To bring cash in quicker you need a bigger faucet – work to increase sales and then collect on those sales as quickly as possible. This means offering shorter terms to your customer or offering a discount for early payment.
To slow your cash outflows, you need smaller holes that flow slower in the bottom of the bucket – reduce expenses and then take more time to pay those expenses. That means getting longer terms from your vendors.
Which Cash Flow Option is Best for Your Business?
There is no right answer to this question. It all depends on the nature of your business, your industry and the resources available to you.
To make the best decision, here are some things to think about:
- Do you operate in an industry where it will be very difficult to get your customers to pay quicker?
- Do you work with large companies that are likely to be inflexible in their payment terms?
- Do you have the personnel to pursue past due invoices?
- What is your cost of equity compared to the cost of financing your cash flow?
- Do you have one or two large vendors whose on-time payments are vital to the operation of your business?
There is a cost to use cash flow financing, but that cost may be less than what you would spend to achieve a similar effect on your own.
As I mentioned above, there isn’t one answer that is right for every business.

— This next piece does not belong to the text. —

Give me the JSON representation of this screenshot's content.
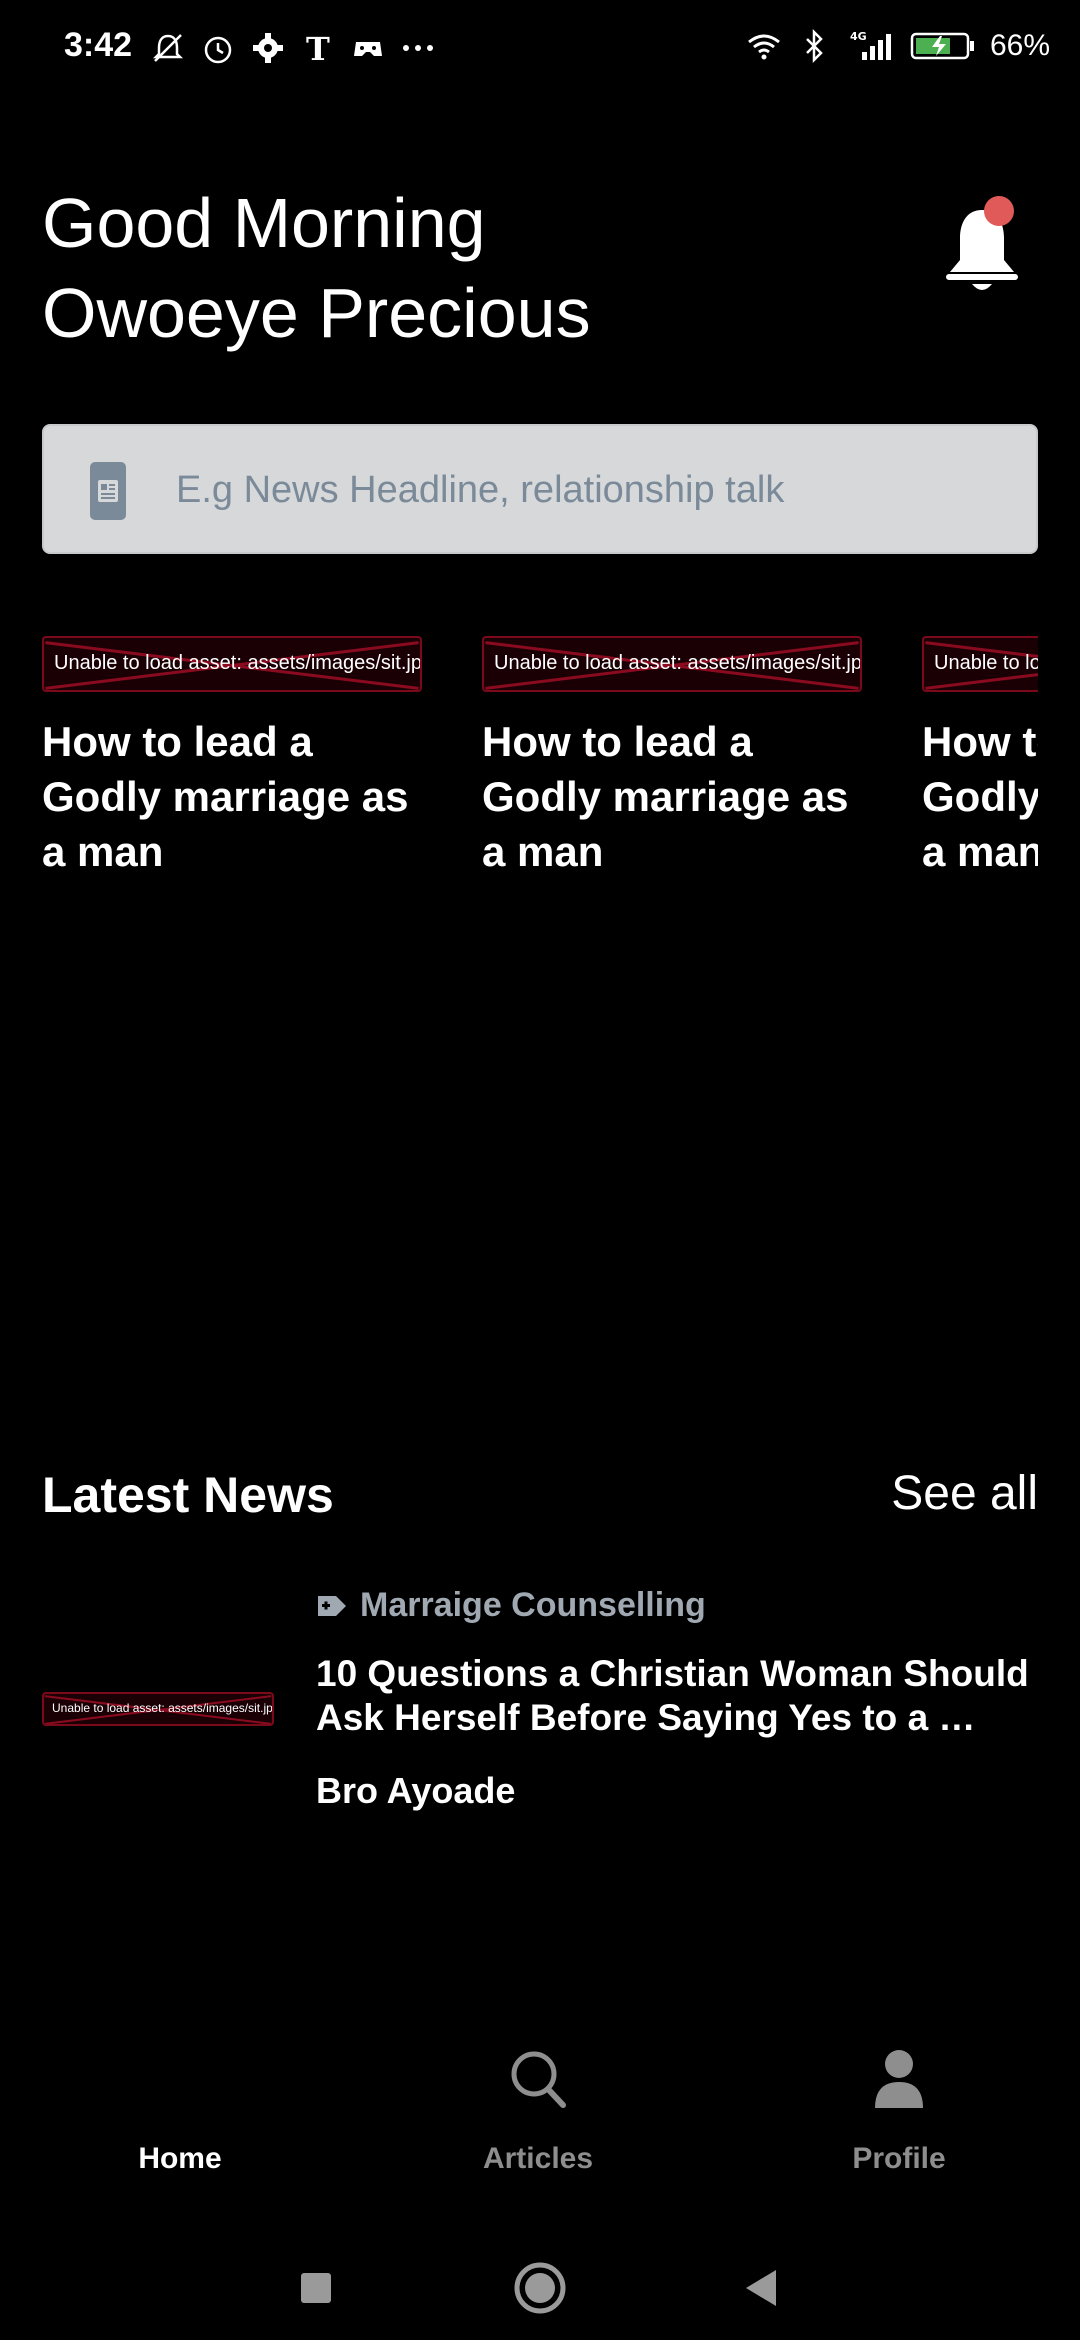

You need to weigh the pros and cons of each cash flow financing option to see which is the best for yours.